    Everyone involved in the IPC Working Group hopes that it will lead to much, much more. I hope that this community will embrace the opportunity to participate and have multiple voices heard at the IPC level. It's an honor to be given this opportunity, the same honor and process that every other discipline goes through as it evolves. There is great care being taken by the Group's chairperson (Jacqui Bruwer from South Africa) to ensure openness and fairness in the process.

    Whatever else is taking place simultaneously, the IPC Working Group and its success this year should be something we all care about and contribute to. We have some of the most experienced and dedicated people in skydiving working hard to help wingsuiting take the next steps - Ronald Overdijk, Jacqui Bruwer, and Larry Bagley. Let's help them by participating and showing our support.

    Again, the IPC forum and contact details for the three Working Group members and two advisers is here: http://www.fai.org/parachuting/node/1680

    Anyone who wants more information about this, the process, etc., please consider my door open.

    Thanks, -T
    It's the Year of the Dragon.

  19. I'll be there too, and it's going to be a fun event! Eli, Phil and I will be hanging out at the Raise the Sky booth in the Expo hall. You can also find me in the sky, and giving a seminar on wingsuit records. :)

    It's the Year of the Dragon.

  20. Quote

    UNFORTUNATELY the revised rules still require all record-eligible formations to be designed to fit a square lattice (those diamonds are, of course, square). This is a quite unnecessary restriction on formation design.

    This is part of a bigger question that I'm wrestling with: What elements of an unlinked formation need to be held constant so that we can compare different formations under the same record category? One reason for the "lattice restriction" is that it holds the tolerance/margin of error constant on a percentage basis for all formations. If we "squish" the grid, it reduces the margin of error in allowable flying area, thus changing one of the parameters.
    It's the Year of the Dragon.

  21. Good questions.

    I put a little bit of the rationale behind the two rule changes in my presentation to the USPA Comp Committee, which is still online here.

    There were two substantive and clear criticisms of the judging system the way we were using it.

    1. The margin of error is too high
    2. The grid has unlimited scalability

    For #1, this was a simple change of putting into the rulebook what we had tried to practice during our 6 months of implementation; having every flier 100% within their assigned flying space (grid square). The previous rule allowed a flier to have only a part of their body inside the space, which led to a very messy "worst case scenario".

    For #2, we needed to find a way to put a constraint on the ratio of the flier to the grid square. This problem is mostly found in small formations; i.e. you could have a 4-way where the people were tiny dots in relatively huge grid squares.

    Height is being used because it is easily measurable (vs. area). Height is defined as "from head to foot". The percentage is of a corner-to-corner measurement of the allowable flying space (the grid is composed of overlapping squares, each of which comprises an allowable flying space).

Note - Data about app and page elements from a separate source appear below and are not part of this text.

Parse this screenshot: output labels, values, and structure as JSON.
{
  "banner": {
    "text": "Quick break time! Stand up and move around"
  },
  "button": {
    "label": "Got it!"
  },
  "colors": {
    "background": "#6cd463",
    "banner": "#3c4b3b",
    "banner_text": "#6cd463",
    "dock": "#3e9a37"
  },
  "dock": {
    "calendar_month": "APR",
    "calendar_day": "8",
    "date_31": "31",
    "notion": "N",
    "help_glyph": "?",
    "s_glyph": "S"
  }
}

    My original proposal was to use 25% as a constraint, which fit the largest record formation (68-way) and was originally suggested by a wingsuit jumper in Georgia. The 27% arose in a negotiation/conversation between Zach Schroedel (Buried), Andreea Olea (SuperGirl), Phil Peggs (Peggs82), and me at the USPA meeting. It tightens up the worst case scenario even more. It is still based on formations we have accomplished in the last year, but also encourages us to get even better.

    We use the base for scaling because the base sets the correct altitude for the formation. So far, no judging system can account for vertical movement within a formation. A person other than the base could, technically, be high or low on the formation, skewing the perspective of their height from the camera's point of view.

    Does this mean that it would be beneficial to get a relatively tall person as base vs. a relatively short person? Sure. It's not a perfect system. But hopefully we will keep getting inspired to develop better ways of doing things.

    Blue Skies, -T
    It's the Year of the Dragon.